I am constantly surprised how wrong arguments are repeatedly trotted out in policy debates. They can be relentlessly refuted but, like the weeds in my front lawn, they consistently reappear. Nowhere is this truer than in the climate change debate.
Andrew Bolt claims that climate change stopped in 1998 so that current policies to address it are a waste of effort and money. These claims are comprehensively refuted here in an article by climatologists Robert Fawcett and David Jones.
‘While 1998 was the world’s warmest year in the surface-based instrumental record up to that point in time, 2005 was equally warm and in some data sets surpassed 1998. A substantial contribution to the record warmth of 1998 came from the very strong El Niño of 1997/98 and, when the annual data are adjusted for this short-term effect (to take out El Niño’s warming influence), the warming trend is even more obvious.
Because of the year-to-year variations in globally-averaged annual mean temperatures, about 10 years are required for an underlying trend to emerge from the “noise” of those year-to-year fluctuations.
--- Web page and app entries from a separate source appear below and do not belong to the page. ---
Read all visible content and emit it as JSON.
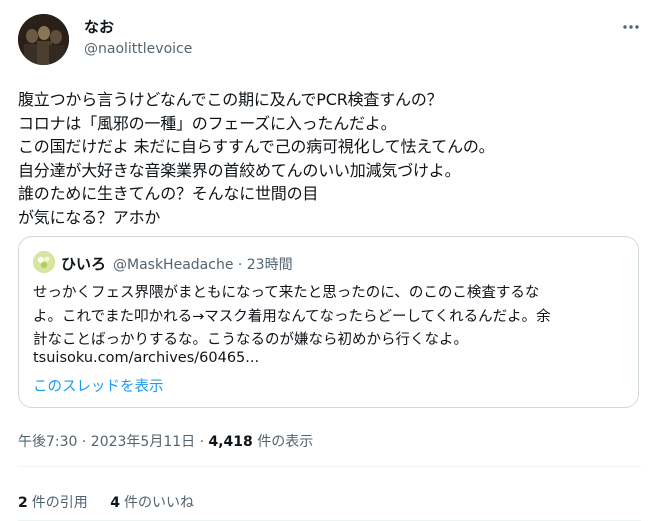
{
  "author": {
    "display_name": "なお",
    "handle": "@naolittlevoice"
  },
  "tweet": {
    "text": "腹立つから言うけどなんでこの期に及んでPCR検査すんの？\nコロナは「風邪の一種」のフェーズに入ったんだよ。\nこの国だけだよ 未だに自らすすんで己の病可視化して怯えてんの。\n自分達が大好きな音楽業界の首絞めてんのいい加減気づけよ。\n誰のために生きてんの？そんなに世間の目\nが気になる？アホか"
  },
  "quoted": {
    "display_name": "ひいろ",
    "handle_time": "@MaskHeadache · 23時間",
    "text": "せっかくフェス界隈がまともになって来たと思ったのに、のこのこ検査するな\nよ。これでまた叩かれる→マスク着用なんてなったらどーしてくれるんだよ。余\n計なことばっかりするな。こうなるのが嫌なら初めから行くなよ。",
    "link": "tsuisoku.com/archives/60465...",
    "thread_label": "このスレッドを表示"
  },
  "meta": {
    "timestamp": "午後7:30 · 2023年5月11日 · ",
    "views_count": "4,418",
    "views_label": " 件の表示"
  },
  "stats": {
    "quotes_count": "2",
    "quotes_label": "件の引用",
    "likes_count": "4",
    "likes_label": "件のいいね"
  },
  "icons": {
    "more": "more-horizontal-icon"
  },
  "colors": {
    "link_blue": "#1d9bf0",
    "secondary_text": "#536471",
    "border": "#cfd9de"
  }
}
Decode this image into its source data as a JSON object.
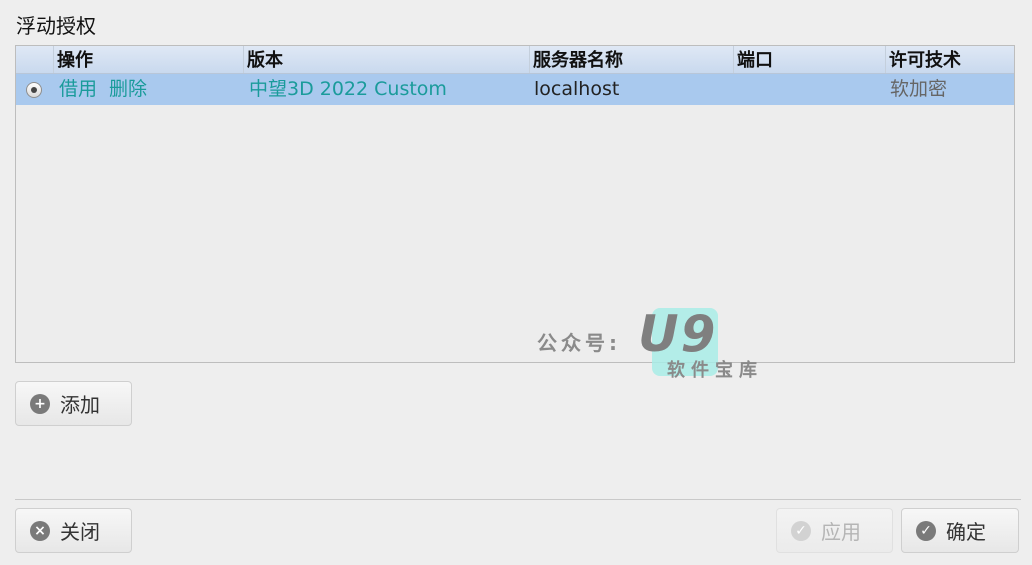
{
  "dialog": {
    "title": "浮动授权"
  },
  "table": {
    "headers": [
      "操作",
      "版本",
      "服务器名称",
      "端口",
      "许可技术"
    ],
    "rows": [
      {
        "actions": [
          "借用",
          "删除"
        ],
        "version": "中望3D 2022 Custom",
        "server": "localhost",
        "port": "",
        "license": "软加密"
      }
    ]
  },
  "buttons": {
    "add": "添加",
    "close": "关闭",
    "apply": "应用",
    "ok": "确定"
  },
  "watermark": {
    "prefix": "公众号:",
    "brand": "U9",
    "sub": "软件宝库"
  },
  "colors": {
    "selected_row": "#a9c9ee",
    "link_text": "#1a9b9b",
    "header_bg": "#c9d9ee"
  },
  "icons": {
    "add": "plus-circle-icon",
    "close": "x-circle-icon",
    "apply": "check-circle-icon",
    "ok": "check-circle-icon"
  }
}
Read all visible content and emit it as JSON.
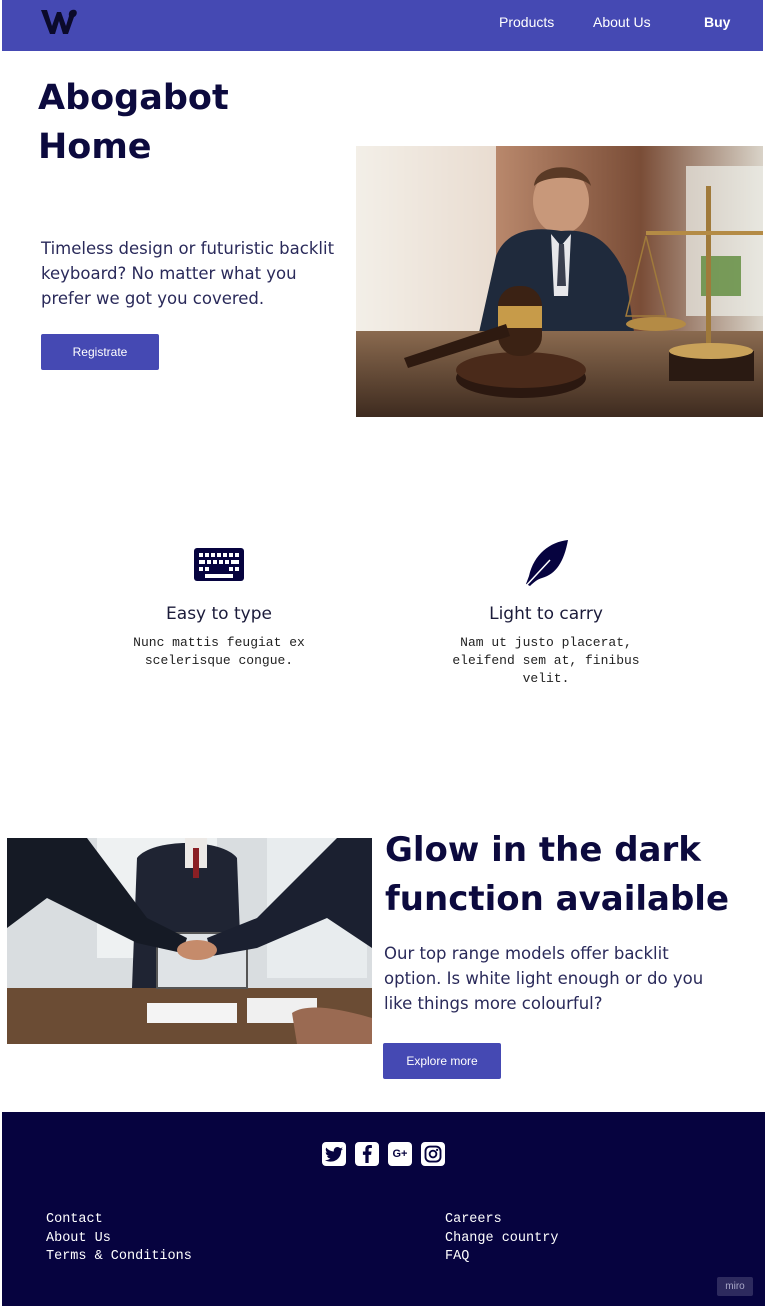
{
  "nav": {
    "products": "Products",
    "about": "About Us",
    "buy": "Buy"
  },
  "hero": {
    "title": "Abogabot Home",
    "text": "Timeless design or futuristic backlit keyboard? No matter what you prefer we got you covered.",
    "button": "Registrate"
  },
  "features": [
    {
      "title": "Easy to type",
      "desc": "Nunc mattis feugiat ex scelerisque congue.",
      "icon": "keyboard-icon"
    },
    {
      "title": "Light to carry",
      "desc": "Nam ut justo placerat, eleifend sem at, finibus velit.",
      "icon": "feather-icon"
    }
  ],
  "section2": {
    "title": "Glow in the dark function available",
    "text": "Our top range models offer backlit option. Is white light enough or do you like things more colourful?",
    "button": "Explore more"
  },
  "footer": {
    "social": [
      "twitter-icon",
      "facebook-icon",
      "google-plus-icon",
      "instagram-icon"
    ],
    "google_label": "G+",
    "col1": [
      "Contact",
      "About Us",
      "Terms & Conditions"
    ],
    "col2": [
      "Careers",
      "Change country",
      "FAQ"
    ],
    "badge": "miro"
  },
  "colors": {
    "brand": "#4549b3",
    "dark": "#06033f",
    "text": "#0c0a3e"
  }
}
Hence, the fact that 2006 and 2007 were cooler than 2005, is nowhere near enough data to clearly establish a cooling trend’.
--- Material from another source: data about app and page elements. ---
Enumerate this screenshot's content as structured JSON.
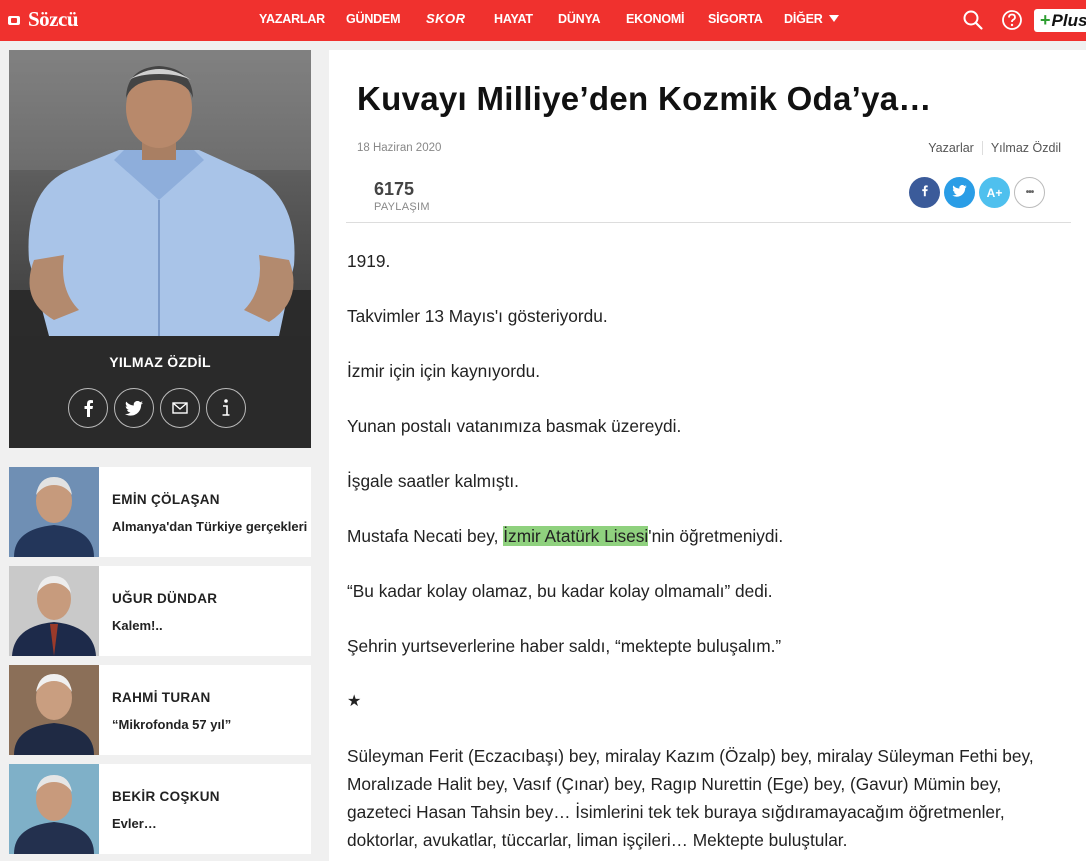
{
  "header": {
    "logo": "Sözcü",
    "nav": [
      "YAZARLAR",
      "GÜNDEM",
      "SKOR",
      "HAYAT",
      "DÜNYA",
      "EKONOMİ",
      "SİGORTA",
      "DİĞER"
    ],
    "plus_label": "Plus",
    "colors": {
      "bar": "#f0312e",
      "plus_accent": "#2e9e31"
    }
  },
  "author": {
    "name": "YILMAZ ÖZDİL",
    "social_icons": [
      "facebook-icon",
      "twitter-icon",
      "mail-icon",
      "info-icon"
    ]
  },
  "other_authors": [
    {
      "name": "EMİN ÇÖLAŞAN",
      "title": "Almanya'dan Türkiye gerçekleri"
    },
    {
      "name": "UĞUR DÜNDAR",
      "title": "Kalem!.."
    },
    {
      "name": "RAHMİ TURAN",
      "title": "“Mikrofonda 57 yıl”"
    },
    {
      "name": "BEKİR COŞKUN",
      "title": "Evler…"
    }
  ],
  "article": {
    "title": "Kuvayı Milliye’den Kozmik Oda’ya…",
    "date": "18 Haziran 2020",
    "breadcrumb": [
      "Yazarlar",
      "Yılmaz Özdil"
    ],
    "share_count": "6175",
    "share_label": "PAYLAŞIM",
    "share_buttons": {
      "font_size": "A+",
      "more": "•••"
    },
    "paragraphs": [
      "1919.",
      "Takvimler 13 Mayıs'ı gösteriyordu.",
      "İzmir için için kaynıyordu.",
      "Yunan postalı vatanımıza basmak üzereydi.",
      "İşgale saatler kalmıştı."
    ],
    "p6": {
      "before": "Mustafa Necati bey, ",
      "highlight": "İzmir Atatürk Lisesi",
      "after": "'nin öğretmeniydi."
    },
    "p7": "“Bu kadar kolay olamaz, bu kadar kolay olmamalı” dedi.",
    "p8": "Şehrin yurtseverlerine haber saldı, “mektepte buluşalım.”",
    "star": "★",
    "p9": "Süleyman Ferit (Eczacıbaşı) bey, miralay Kazım (Özalp) bey, miralay Süleyman Fethi bey, Moralızade Halit bey, Vasıf (Çınar) bey, Ragıp Nurettin (Ege) bey, (Gavur) Mümin bey, gazeteci Hasan Tahsin bey… İsimlerini tek tek buraya sığdıramayacağım öğretmenler, doktorlar, avukatlar, tüccarlar, liman işçileri… Mektepte buluştular."
  }
}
Data from three international time series and one for Australia discredit the wrong claims of Bolt. The Garnaut Review commissioned two econometricians at the ANU to examine the same vclaim of a cessation of warming. They also found that the evidence did not support the claim. So too does this study from the Yale Forum.
Bolt rejects the Garnaut findings although he agrees temperatures did rise after 1998 a bit but they have since stabilised. Hardly a compelling counterexample to the case for a continued warming trend given that he is attempting to draw inferences about the long-term trends in climate from a few year’s observations when longer-term trends, and even the short-term evidence, is inconsistent with his claims. It is interesting that one of the institutes he claims supports his views of sustained cooling says no such thing – in fact they forecast a moderation in rates of warming up to 2020 followed by a rapid resumption of warming after this date.
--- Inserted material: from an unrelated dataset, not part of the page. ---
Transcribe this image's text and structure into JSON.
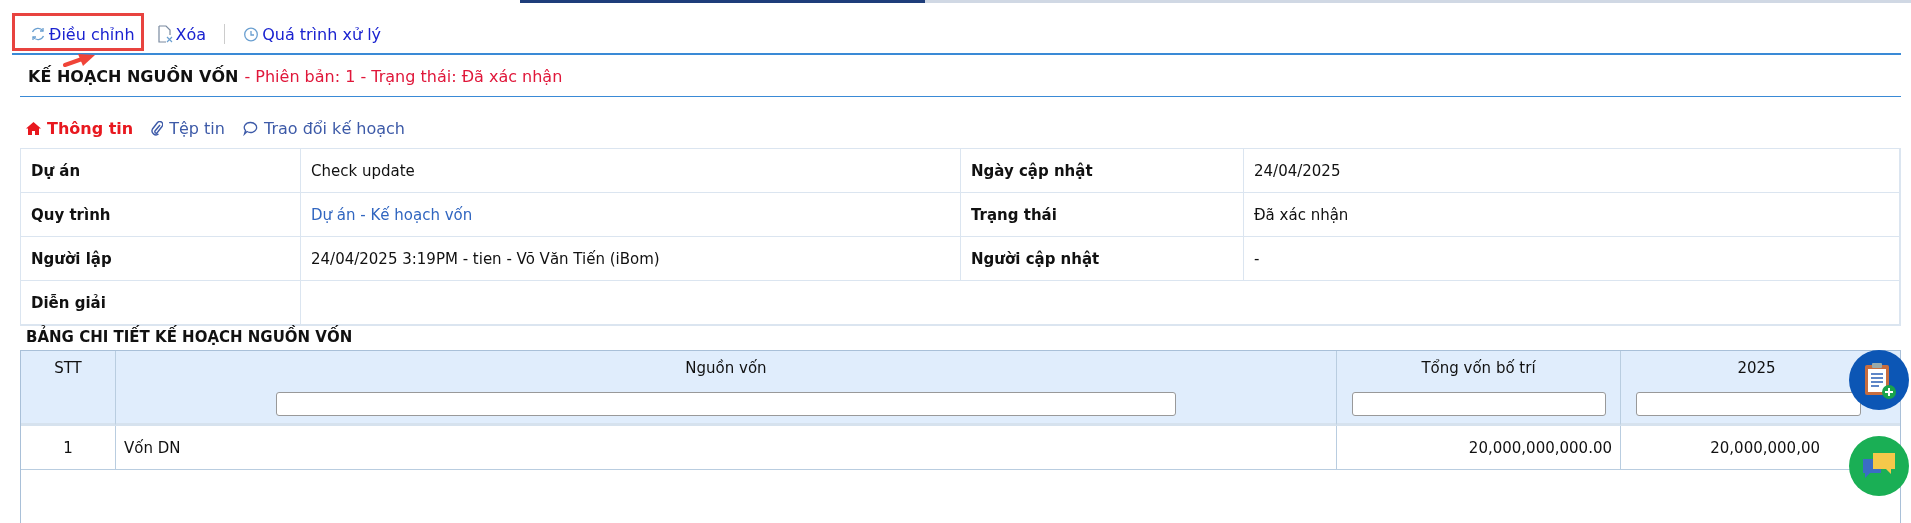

It is tedious to attempt to continue to have to refute the strong evidence of global warming and the case for addressing this problem now. The reason I post this claim is that the shenanigans in the Liberal Party suggest there is still a rump of climate change denialists determined to thwart action on climate change in Australia.
There is no certainty on this issue of climate change but science does not present its claims as certainties. Given that almost all climate scientists accept the reality of warming and that the counter-arguments provided seem so self-evidently weak it seems reasonable on this occasion for non-science citizens to act on the view that waiting for absolute certainty is riskier and more expensive than controlling the causes of emissions now. (621)